The World Society for the Protection of Animals is developing a breakthrough detection device to help customs officials clamp down on the growing illegal trade in bear parts such as gall bladders and bear bile.
Kate Sanders, a consultant to the WSPA, came up with the idea for the hand-held kit, which was presented to delegates at a meeting of the Convention on the International Trade in Endangered Species. Several countries have shown an interest in running trials.
WSPA campaigns officer David Eastham said: "The new kit will be a powerful weapon in the fight against the trade in bear products."
Bear parts are used as ingredients in products such as Chinese medicines.
Until now, the only way to test a product for bear contents has been to send it to a lab, which is costly and time-consuming.

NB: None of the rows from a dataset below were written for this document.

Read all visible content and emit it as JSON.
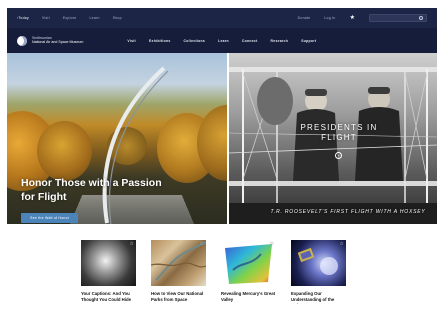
{
  "utility_bar": {
    "links": [
      "Today",
      "Visit",
      "Explore",
      "Learn",
      "Shop"
    ],
    "right_link_1": "Donate",
    "right_link_2": "Log In",
    "star_icon": "star-icon",
    "search_icon": "search-icon"
  },
  "header": {
    "logo_line1": "Smithsonian",
    "logo_line2": "National Air and Space Museum",
    "nav": [
      "Visit",
      "Exhibitions",
      "Collections",
      "Learn",
      "Connect",
      "Research",
      "Support"
    ]
  },
  "hero_left": {
    "title": "Honor Those with a Passion for Flight",
    "cta": "See the Wall of Honor"
  },
  "hero_right": {
    "title": "PRESIDENTS IN FLIGHT",
    "caption": "T.R. ROOSEVELT'S FIRST FLIGHT WITH A HOXSEY"
  },
  "cards": [
    {
      "title": "Your Captions: And You Thought You Could Hide"
    },
    {
      "title": "How to View Our National Parks from Space"
    },
    {
      "title": "Revealing Mercury's Great Valley"
    },
    {
      "title": "Expanding Our Understanding of the Universe"
    }
  ],
  "colors": {
    "utility_bar": "#1c2545",
    "header": "#151d3a",
    "cta": "#4a84b8"
  }
}
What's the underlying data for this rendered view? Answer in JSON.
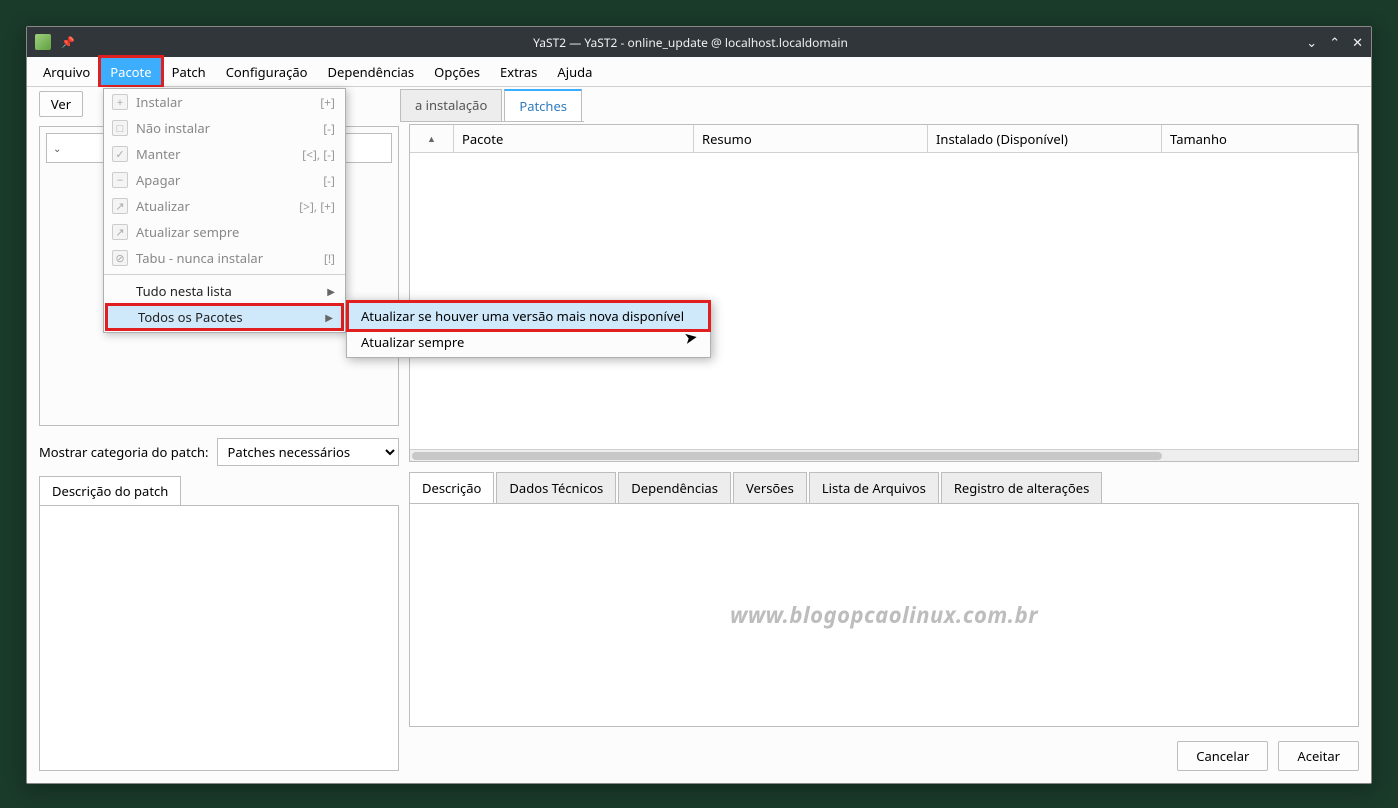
{
  "window": {
    "title": "YaST2 — YaST2 - online_update @ localhost.localdomain"
  },
  "menubar": {
    "items": [
      "Arquivo",
      "Pacote",
      "Patch",
      "Configuração",
      "Dependências",
      "Opções",
      "Extras",
      "Ajuda"
    ],
    "active_index": 1
  },
  "view_button": "Ver",
  "tabs_top": {
    "partial": "a instalação",
    "active": "Patches"
  },
  "dropdown": {
    "items": [
      {
        "icon": "+",
        "label": "Instalar",
        "shortcut": "[+]"
      },
      {
        "icon": "□",
        "label": "Não instalar",
        "shortcut": "[-]"
      },
      {
        "icon": "✓",
        "label": "Manter",
        "shortcut": "[<], [-]"
      },
      {
        "icon": "−",
        "label": "Apagar",
        "shortcut": "[-]"
      },
      {
        "icon": "↗",
        "label": "Atualizar",
        "shortcut": "[>], [+]"
      },
      {
        "icon": "↗",
        "label": "Atualizar sempre",
        "shortcut": ""
      },
      {
        "icon": "⊘",
        "label": "Tabu - nunca instalar",
        "shortcut": "[!]"
      }
    ],
    "sub1": "Tudo nesta lista",
    "sub2": "Todos os Pacotes"
  },
  "submenu": {
    "item1": "Atualizar se houver uma versão mais nova disponível",
    "item2": "Atualizar sempre"
  },
  "table": {
    "headers": {
      "pacote": "Pacote",
      "resumo": "Resumo",
      "instalado": "Instalado (Disponível)",
      "tamanho": "Tamanho"
    }
  },
  "patch_category": {
    "label": "Mostrar categoria do patch:",
    "selected": "Patches necessários"
  },
  "desc_tab": "Descrição do patch",
  "bottom_tabs": [
    "Descrição",
    "Dados Técnicos",
    "Dependências",
    "Versões",
    "Lista de Arquivos",
    "Registro de alterações"
  ],
  "watermark": "www.blogopcaolinux.com.br",
  "footer": {
    "cancel": "Cancelar",
    "accept": "Aceitar"
  }
}
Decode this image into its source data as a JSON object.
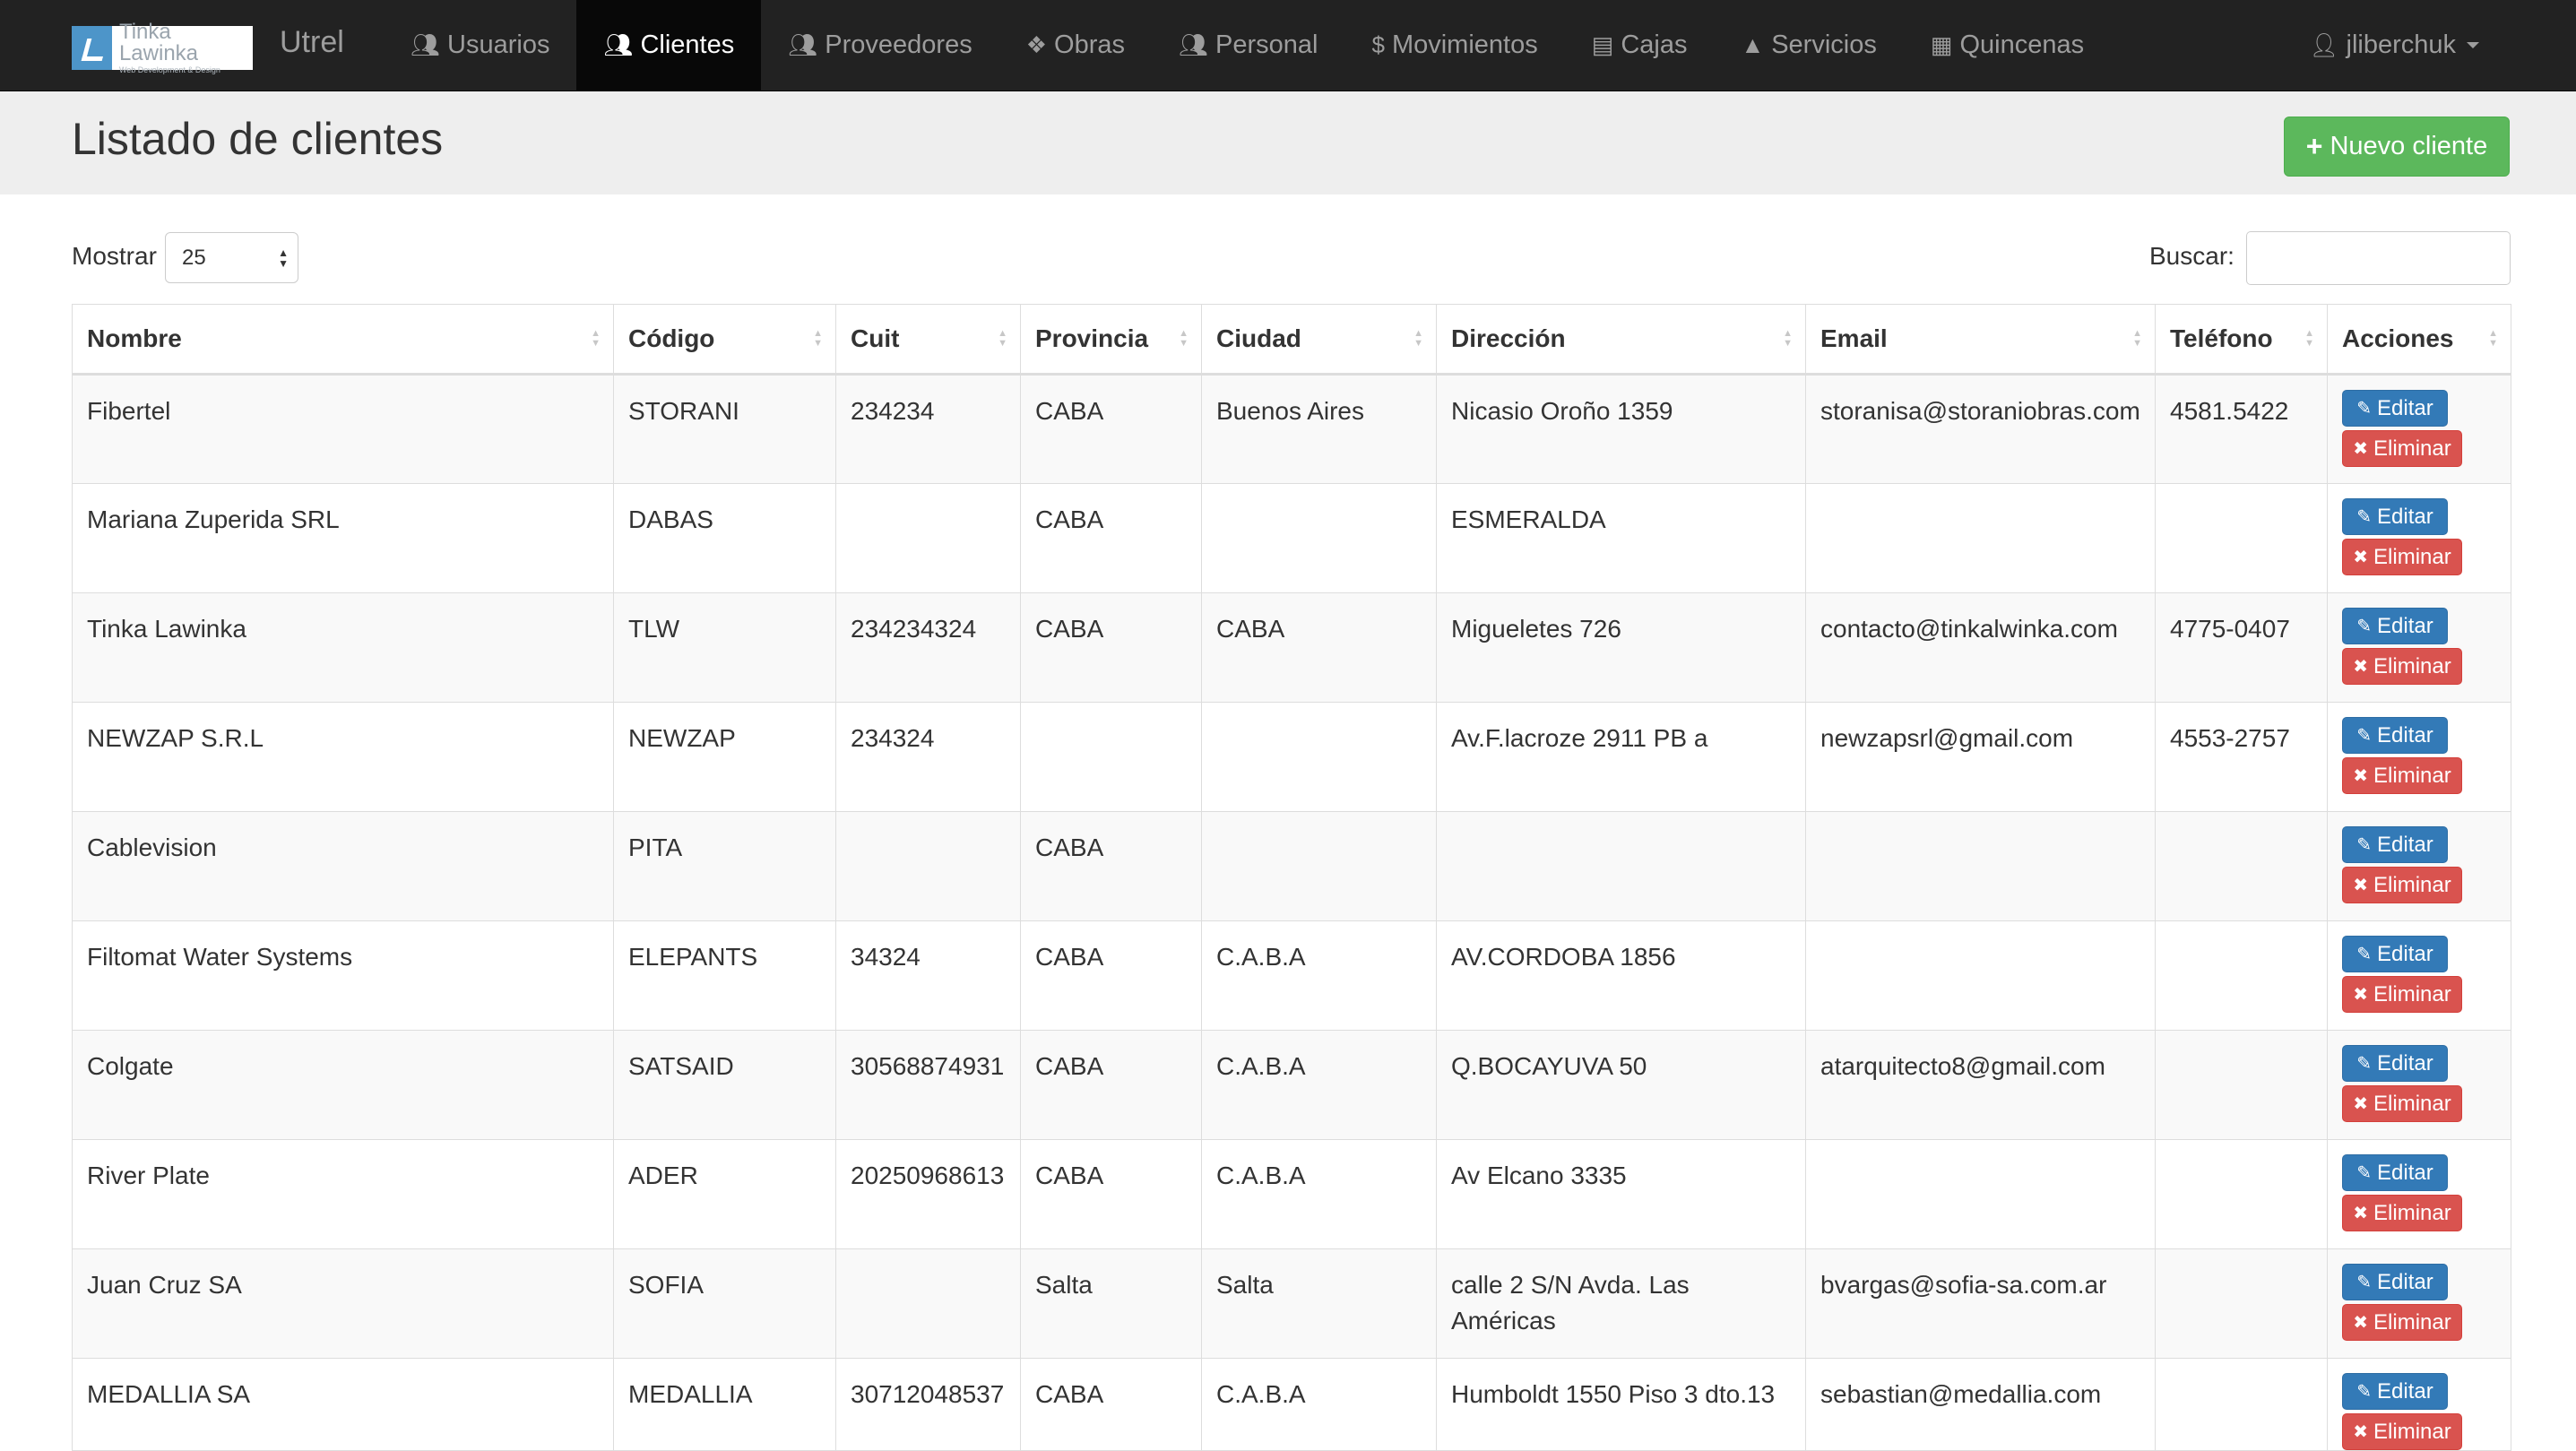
{
  "brand": {
    "logo_text": "Tinka Lawinka",
    "logo_subtext": "Web Development & Design",
    "app_name": "Utrel"
  },
  "nav": {
    "items": [
      {
        "label": "Usuarios",
        "icon": "users-icon",
        "active": false
      },
      {
        "label": "Clientes",
        "icon": "users-icon",
        "active": true
      },
      {
        "label": "Proveedores",
        "icon": "users-icon",
        "active": false
      },
      {
        "label": "Obras",
        "icon": "cubes-icon",
        "active": false
      },
      {
        "label": "Personal",
        "icon": "users-icon",
        "active": false
      },
      {
        "label": "Movimientos",
        "icon": "dollar-icon",
        "active": false
      },
      {
        "label": "Cajas",
        "icon": "archive-icon",
        "active": false
      },
      {
        "label": "Servicios",
        "icon": "tint-icon",
        "active": false
      },
      {
        "label": "Quincenas",
        "icon": "calendar-icon",
        "active": false
      }
    ],
    "user": "jliberchuk"
  },
  "header": {
    "title": "Listado de clientes",
    "new_button": "Nuevo cliente"
  },
  "controls": {
    "show_label": "Mostrar",
    "page_length": "25",
    "search_label": "Buscar:",
    "search_value": ""
  },
  "table": {
    "columns": [
      "Nombre",
      "Código",
      "Cuit",
      "Provincia",
      "Ciudad",
      "Dirección",
      "Email",
      "Teléfono",
      "Acciones"
    ],
    "edit_label": "Editar",
    "delete_label": "Eliminar",
    "rows": [
      [
        "Fibertel",
        "STORANI",
        "234234",
        "CABA",
        "Buenos Aires",
        "Nicasio Oroño 1359",
        "storanisa@storaniobras.com",
        "4581.5422"
      ],
      [
        "Mariana Zuperida SRL",
        "DABAS",
        "",
        "CABA",
        "",
        "ESMERALDA",
        "",
        ""
      ],
      [
        "Tinka Lawinka",
        "TLW",
        "234234324",
        "CABA",
        "CABA",
        "Migueletes 726",
        "contacto@tinkalwinka.com",
        "4775-0407"
      ],
      [
        "NEWZAP S.R.L",
        "NEWZAP",
        "234324",
        "",
        "",
        "Av.F.lacroze 2911 PB a",
        "newzapsrl@gmail.com",
        "4553-2757"
      ],
      [
        "Cablevision",
        "PITA",
        "",
        "CABA",
        "",
        "",
        "",
        ""
      ],
      [
        "Filtomat Water Systems",
        "ELEPANTS",
        "34324",
        "CABA",
        "C.A.B.A",
        "AV.CORDOBA 1856",
        "",
        ""
      ],
      [
        "Colgate",
        "SATSAID",
        "30568874931",
        "CABA",
        "C.A.B.A",
        "Q.BOCAYUVA 50",
        "atarquitecto8@gmail.com",
        ""
      ],
      [
        "River Plate",
        "ADER",
        "20250968613",
        "CABA",
        "C.A.B.A",
        "Av Elcano 3335",
        "",
        ""
      ],
      [
        "Juan Cruz SA",
        "SOFIA",
        "",
        "Salta",
        "Salta",
        "calle 2 S/N Avda. Las Américas",
        "bvargas@sofia-sa.com.ar",
        ""
      ],
      [
        "MEDALLIA SA",
        "MEDALLIA",
        "30712048537",
        "CABA",
        "C.A.B.A",
        "Humboldt 1550 Piso 3 dto.13",
        "sebastian@medallia.com",
        ""
      ]
    ]
  },
  "colors": {
    "navbar_bg": "#222222",
    "nav_active_bg": "#080808",
    "success": "#5cb85c",
    "primary": "#337ab7",
    "danger": "#d9534f"
  }
}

Bear farming is practised in parts of south-east Asia, while in China more than 9,000 bears are kept in cramped conditions, where they are subjected to an agonising daily bile extraction.